Interface dataset entries
══════

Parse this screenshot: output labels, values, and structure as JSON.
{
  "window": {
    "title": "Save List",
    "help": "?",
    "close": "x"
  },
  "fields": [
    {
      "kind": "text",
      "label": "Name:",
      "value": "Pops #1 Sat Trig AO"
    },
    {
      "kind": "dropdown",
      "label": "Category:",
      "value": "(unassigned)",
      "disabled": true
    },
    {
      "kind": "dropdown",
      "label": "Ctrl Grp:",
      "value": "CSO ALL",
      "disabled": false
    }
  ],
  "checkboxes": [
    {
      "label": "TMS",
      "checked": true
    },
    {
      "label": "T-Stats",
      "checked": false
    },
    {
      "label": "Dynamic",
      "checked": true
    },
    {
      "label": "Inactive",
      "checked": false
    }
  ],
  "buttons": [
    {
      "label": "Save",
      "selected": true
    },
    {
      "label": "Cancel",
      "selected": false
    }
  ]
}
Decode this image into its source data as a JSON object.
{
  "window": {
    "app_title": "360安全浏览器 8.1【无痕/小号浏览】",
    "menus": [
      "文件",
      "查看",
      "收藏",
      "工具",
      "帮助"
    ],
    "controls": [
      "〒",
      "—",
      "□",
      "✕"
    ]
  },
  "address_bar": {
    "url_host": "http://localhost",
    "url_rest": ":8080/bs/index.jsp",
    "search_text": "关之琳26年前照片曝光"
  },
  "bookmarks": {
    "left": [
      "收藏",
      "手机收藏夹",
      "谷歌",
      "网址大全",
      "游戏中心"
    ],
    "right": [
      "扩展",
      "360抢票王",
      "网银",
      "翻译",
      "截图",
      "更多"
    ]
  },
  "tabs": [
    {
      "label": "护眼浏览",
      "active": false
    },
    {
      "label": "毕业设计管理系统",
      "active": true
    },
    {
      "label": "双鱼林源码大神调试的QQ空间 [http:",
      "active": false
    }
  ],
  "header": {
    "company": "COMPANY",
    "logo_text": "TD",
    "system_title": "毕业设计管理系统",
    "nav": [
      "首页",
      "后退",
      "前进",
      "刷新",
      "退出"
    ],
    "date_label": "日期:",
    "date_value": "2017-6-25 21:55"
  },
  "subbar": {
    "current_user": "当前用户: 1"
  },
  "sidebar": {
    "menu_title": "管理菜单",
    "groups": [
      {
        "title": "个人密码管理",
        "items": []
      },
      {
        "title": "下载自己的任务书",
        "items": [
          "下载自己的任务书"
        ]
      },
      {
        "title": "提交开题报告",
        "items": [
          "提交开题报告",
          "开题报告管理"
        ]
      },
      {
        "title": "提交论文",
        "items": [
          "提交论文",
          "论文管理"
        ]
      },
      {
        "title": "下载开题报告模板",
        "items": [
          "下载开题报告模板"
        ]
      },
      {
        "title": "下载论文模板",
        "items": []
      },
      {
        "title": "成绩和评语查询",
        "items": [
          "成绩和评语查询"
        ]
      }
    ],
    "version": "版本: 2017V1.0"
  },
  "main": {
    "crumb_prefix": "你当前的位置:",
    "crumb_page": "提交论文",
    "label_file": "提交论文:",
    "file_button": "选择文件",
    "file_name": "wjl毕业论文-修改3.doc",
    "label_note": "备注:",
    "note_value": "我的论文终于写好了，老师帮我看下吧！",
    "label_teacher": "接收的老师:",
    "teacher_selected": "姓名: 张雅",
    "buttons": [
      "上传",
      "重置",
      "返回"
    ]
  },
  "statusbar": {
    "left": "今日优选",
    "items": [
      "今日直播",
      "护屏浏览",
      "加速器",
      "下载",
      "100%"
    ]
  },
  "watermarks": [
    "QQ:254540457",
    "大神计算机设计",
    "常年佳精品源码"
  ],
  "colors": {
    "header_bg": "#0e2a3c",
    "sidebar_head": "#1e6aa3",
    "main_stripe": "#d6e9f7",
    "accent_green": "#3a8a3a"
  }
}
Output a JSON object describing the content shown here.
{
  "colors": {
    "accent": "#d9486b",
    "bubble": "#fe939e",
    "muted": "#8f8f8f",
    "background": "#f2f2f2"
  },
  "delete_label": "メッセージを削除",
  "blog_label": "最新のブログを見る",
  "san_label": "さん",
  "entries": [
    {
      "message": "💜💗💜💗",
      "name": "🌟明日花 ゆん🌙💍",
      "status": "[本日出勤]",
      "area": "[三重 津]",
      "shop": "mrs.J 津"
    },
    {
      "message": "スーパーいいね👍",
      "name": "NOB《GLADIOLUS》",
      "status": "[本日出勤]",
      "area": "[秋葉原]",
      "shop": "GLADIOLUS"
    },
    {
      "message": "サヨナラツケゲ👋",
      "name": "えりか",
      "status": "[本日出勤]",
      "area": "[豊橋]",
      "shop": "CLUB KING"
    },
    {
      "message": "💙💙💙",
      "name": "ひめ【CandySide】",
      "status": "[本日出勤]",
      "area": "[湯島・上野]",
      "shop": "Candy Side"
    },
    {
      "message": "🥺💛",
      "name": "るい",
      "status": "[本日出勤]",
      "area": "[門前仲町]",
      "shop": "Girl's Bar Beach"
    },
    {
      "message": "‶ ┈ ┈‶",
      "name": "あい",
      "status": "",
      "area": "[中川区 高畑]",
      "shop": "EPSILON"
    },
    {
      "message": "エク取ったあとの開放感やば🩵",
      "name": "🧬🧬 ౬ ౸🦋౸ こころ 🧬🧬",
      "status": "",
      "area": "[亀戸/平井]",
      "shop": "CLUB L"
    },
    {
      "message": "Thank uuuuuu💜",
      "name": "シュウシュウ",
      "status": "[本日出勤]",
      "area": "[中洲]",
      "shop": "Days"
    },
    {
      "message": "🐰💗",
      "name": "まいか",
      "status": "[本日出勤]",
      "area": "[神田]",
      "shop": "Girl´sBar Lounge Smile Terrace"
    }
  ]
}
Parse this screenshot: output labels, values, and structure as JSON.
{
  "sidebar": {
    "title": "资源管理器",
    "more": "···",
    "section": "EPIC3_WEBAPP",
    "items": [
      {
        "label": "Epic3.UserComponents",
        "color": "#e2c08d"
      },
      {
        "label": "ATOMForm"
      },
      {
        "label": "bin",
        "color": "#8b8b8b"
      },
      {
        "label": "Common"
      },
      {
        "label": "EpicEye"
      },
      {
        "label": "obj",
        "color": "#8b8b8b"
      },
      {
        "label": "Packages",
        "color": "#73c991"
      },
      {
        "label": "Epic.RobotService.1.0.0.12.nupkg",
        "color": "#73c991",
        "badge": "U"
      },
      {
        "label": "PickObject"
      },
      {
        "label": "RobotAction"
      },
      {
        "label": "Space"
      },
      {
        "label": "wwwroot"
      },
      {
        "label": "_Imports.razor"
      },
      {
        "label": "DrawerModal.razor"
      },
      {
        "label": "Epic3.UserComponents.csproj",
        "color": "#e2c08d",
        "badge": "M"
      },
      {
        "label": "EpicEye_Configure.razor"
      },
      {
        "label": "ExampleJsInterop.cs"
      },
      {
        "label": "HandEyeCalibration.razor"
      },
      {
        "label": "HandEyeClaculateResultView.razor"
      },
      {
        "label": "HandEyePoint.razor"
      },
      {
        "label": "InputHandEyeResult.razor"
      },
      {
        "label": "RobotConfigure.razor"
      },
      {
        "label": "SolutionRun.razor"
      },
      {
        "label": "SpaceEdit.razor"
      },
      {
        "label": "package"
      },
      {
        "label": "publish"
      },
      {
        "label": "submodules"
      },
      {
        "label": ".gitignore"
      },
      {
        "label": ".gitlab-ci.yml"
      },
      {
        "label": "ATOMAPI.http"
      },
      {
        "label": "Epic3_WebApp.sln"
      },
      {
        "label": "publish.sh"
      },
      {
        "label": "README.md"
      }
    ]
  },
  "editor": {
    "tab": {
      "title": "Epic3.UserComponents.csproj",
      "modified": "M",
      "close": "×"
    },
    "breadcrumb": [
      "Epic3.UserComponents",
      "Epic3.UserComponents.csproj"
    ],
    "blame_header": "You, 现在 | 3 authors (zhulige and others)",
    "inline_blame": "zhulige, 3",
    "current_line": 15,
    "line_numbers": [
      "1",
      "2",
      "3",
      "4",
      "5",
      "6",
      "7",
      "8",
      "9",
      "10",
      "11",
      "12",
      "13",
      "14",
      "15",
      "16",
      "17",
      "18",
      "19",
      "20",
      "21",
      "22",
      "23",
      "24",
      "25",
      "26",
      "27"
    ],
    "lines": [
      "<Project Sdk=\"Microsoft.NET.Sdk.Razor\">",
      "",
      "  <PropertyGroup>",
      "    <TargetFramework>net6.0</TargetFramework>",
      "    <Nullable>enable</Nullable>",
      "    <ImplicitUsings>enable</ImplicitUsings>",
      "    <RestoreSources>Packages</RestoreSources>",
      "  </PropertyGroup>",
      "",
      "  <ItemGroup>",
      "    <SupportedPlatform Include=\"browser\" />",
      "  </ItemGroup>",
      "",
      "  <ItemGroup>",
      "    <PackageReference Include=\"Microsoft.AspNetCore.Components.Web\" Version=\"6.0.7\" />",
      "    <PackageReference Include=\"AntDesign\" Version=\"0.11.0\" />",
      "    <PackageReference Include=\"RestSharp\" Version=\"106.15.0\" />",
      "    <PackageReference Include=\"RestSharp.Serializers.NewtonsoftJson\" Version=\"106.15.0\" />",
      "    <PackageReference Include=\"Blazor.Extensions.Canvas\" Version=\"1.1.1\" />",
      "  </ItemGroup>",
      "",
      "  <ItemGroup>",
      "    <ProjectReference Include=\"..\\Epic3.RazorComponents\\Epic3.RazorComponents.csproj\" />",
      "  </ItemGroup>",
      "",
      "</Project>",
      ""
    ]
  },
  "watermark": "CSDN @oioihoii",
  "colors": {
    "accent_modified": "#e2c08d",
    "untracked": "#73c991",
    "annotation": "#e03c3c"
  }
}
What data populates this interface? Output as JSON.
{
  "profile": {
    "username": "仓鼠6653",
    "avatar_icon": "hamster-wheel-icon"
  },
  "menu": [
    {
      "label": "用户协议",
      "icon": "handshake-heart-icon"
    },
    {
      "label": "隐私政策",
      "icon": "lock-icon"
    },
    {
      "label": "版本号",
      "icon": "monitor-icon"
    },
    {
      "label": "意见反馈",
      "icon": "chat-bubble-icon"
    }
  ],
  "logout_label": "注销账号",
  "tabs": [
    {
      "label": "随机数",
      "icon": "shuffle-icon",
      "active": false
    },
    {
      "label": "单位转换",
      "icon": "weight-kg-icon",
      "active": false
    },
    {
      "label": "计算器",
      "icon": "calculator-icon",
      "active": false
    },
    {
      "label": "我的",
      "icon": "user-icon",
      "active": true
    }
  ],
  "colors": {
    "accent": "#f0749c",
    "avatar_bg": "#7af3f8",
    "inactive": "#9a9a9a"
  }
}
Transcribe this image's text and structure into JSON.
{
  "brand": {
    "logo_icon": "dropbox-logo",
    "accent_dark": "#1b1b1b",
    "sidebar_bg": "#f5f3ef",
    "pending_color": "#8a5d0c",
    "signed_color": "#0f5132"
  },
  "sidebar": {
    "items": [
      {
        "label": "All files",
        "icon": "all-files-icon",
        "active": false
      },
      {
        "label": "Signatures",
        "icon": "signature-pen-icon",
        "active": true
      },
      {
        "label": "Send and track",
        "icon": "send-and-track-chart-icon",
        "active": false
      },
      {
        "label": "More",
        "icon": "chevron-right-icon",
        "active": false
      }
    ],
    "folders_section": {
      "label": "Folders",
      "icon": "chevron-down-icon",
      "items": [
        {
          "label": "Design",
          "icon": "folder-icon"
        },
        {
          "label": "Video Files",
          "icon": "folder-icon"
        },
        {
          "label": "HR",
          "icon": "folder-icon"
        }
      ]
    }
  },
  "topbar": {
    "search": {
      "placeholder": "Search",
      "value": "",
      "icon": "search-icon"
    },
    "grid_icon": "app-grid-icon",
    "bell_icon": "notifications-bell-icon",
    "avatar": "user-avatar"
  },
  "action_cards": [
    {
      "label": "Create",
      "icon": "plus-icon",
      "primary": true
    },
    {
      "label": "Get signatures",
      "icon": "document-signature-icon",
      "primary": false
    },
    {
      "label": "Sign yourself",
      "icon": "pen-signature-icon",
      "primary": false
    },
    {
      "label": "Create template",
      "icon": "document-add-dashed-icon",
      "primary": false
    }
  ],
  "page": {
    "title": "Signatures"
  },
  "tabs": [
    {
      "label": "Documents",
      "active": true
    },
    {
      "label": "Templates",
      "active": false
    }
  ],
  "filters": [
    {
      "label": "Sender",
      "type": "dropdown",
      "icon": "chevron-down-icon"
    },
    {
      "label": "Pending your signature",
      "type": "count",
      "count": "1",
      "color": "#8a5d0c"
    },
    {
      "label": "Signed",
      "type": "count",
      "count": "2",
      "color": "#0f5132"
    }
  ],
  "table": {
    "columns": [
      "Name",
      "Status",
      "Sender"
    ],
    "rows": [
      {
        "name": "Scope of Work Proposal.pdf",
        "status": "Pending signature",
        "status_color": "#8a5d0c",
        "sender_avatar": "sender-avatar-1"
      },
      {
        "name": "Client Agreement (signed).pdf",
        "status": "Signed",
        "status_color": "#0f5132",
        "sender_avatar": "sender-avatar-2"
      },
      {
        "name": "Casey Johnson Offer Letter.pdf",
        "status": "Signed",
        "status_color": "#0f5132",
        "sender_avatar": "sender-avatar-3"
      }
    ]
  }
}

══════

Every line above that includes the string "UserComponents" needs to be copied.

SOLUTION TO THIS PROBLEM:
        "label": "Epic3.UserComponents",
        "label": "Epic3.UserComponents.csproj",
      "title": "Epic3.UserComponents.csproj",
      "Epic3.UserComponents",
      "Epic3.UserComponents.csproj"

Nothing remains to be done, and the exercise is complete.